Convincing an elderly person to give up independence and move into elderly care can be a difficult task. Many older people simply do not want to face the fact that they can no longer take care of themselves and feel that by moving into care, they will be giving up their independence.Â Families are often the ones who have to convince them that life in elderly care will still be meaningful.
They are also faced with the challenge of finding the perfect place to help with the care. Below are 15 tips for transitioning into elder care that are sure to help ease what can be a challenging situation.
- Begin the process by talking with the elderly person about the upcoming change. This is the most important step in having a successful transition.Â Donâ€™t spring the topic on the elderly person. Find a gentle way to bring up the conversation. It is likely already a sore subject.
- Allow the elderly in your life to have a voice. You want to be sure to include the elderly in every decision you make regarding the change.Â They, too, need to have a voice. What needs or desires do they have?Â Make sure you allow their voice to be heard.
- Not all elderly care facilities are created equally. Realize that not every facility offers the same care.Â Some will offer better care for others.Â Set out to find the best facility that you possibly can to make the transition easier on the elderly person in your life.
- Explore your options. There are several different types of facilities to choose from. Will he or she need assisted living or full care? The answer to this question will help determine what kind of facility you need to look for.
- What activities will be available for the elderly to add to their quality of life? Be sure that the facility you choose has their best interest at heart. There should be plenty of activities to take part in each day.
- Determine how helpful the support system at the facility will be. If you can, try to get a fill for what the workers are like in the facility. After all, they will likely be spending more time with them than with you.
- Get advice from people who have gone through similar situations. Many people have made the transition. Find someone that you trust to help you make the right decision.
- Safety should always be of key concern. How safe the facility is should be your number one concern. You want a facility whose workers have a proven history with working with the elderly.
- Donâ€™t let YOUR emotions make the situation worse. Try not to feel guilty for making the decision.Â Many times, you donâ€™t have a choice in the matter.
- Analyze how much the facility will cost. Cost is often a deciding factor in what facility you will choose.Â If you canâ€™t afford a certain facility, donâ€™t beat yourself up over it.
- Focus on allowing the elderly person as much independence as possible. The more independence you allow the person to have, the better off he or she will be.Â Try to keep independence as the main focus of the transition.
- Take things slow. Realize that it could take some time for the elderly person to understand what is happening and why it must happen. Give them time.
- Make the effort to stay involved. Let him or her know that you are not going to disappear from their life.Â Older people often have the misperception that they will be â€œleftâ€ in the home all alone.
- Encourage them to make new friends. Friends are an important part of maintaining quality of life.Â Go by the facility and give them an opportunity to make friends before the final move.
- Put a positive spin on transitioning into elderly care.

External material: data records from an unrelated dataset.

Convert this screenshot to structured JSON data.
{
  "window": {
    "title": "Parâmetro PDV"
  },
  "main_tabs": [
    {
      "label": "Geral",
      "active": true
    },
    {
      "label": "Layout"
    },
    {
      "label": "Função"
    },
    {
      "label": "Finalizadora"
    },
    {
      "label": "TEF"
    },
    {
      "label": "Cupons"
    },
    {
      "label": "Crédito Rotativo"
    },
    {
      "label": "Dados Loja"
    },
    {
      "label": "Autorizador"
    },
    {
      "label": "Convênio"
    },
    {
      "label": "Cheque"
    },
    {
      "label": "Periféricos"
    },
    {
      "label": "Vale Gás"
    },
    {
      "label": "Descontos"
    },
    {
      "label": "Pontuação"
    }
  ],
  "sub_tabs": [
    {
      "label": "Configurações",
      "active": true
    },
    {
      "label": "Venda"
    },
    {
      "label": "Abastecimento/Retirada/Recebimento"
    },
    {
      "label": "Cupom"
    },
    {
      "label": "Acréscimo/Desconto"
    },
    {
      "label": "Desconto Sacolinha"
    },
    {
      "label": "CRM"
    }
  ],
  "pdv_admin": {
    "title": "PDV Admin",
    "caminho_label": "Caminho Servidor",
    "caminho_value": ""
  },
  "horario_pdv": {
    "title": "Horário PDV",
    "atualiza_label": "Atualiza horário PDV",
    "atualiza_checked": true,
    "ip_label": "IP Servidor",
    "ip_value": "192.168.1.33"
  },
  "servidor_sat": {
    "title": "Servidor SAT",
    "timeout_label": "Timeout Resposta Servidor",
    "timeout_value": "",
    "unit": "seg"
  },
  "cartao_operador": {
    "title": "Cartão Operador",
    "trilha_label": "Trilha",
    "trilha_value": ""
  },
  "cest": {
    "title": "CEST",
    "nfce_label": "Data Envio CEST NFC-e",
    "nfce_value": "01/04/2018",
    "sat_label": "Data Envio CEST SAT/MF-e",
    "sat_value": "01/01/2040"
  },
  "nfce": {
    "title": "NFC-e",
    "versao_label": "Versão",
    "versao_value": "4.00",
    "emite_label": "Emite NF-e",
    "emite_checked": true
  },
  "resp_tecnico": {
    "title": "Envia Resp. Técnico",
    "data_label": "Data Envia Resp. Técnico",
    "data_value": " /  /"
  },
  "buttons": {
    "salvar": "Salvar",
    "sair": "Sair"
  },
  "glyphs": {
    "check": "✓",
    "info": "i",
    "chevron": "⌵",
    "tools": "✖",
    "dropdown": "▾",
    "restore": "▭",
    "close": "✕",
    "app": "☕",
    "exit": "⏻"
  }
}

Speak highly of moving into the facility.Â If you are positive, they will eventually follow.Â Negativity can be contagious.
Use the tips above to help you and your loved ones make the transition into elder care.Â It is a difficult process but one that many have to face.
The article is contributed by Murano Glass Gifts the home of hand-made murano glass pieces imported from Venice.
Editor: If you’re looking for a lovely hand-made gift that any senior citizen would cherish, check out the Murano. The lovely glass art reminds me of my Aunt Nellie’s collection. Her home featured a number of beautiful creations and have stayed in the family for years.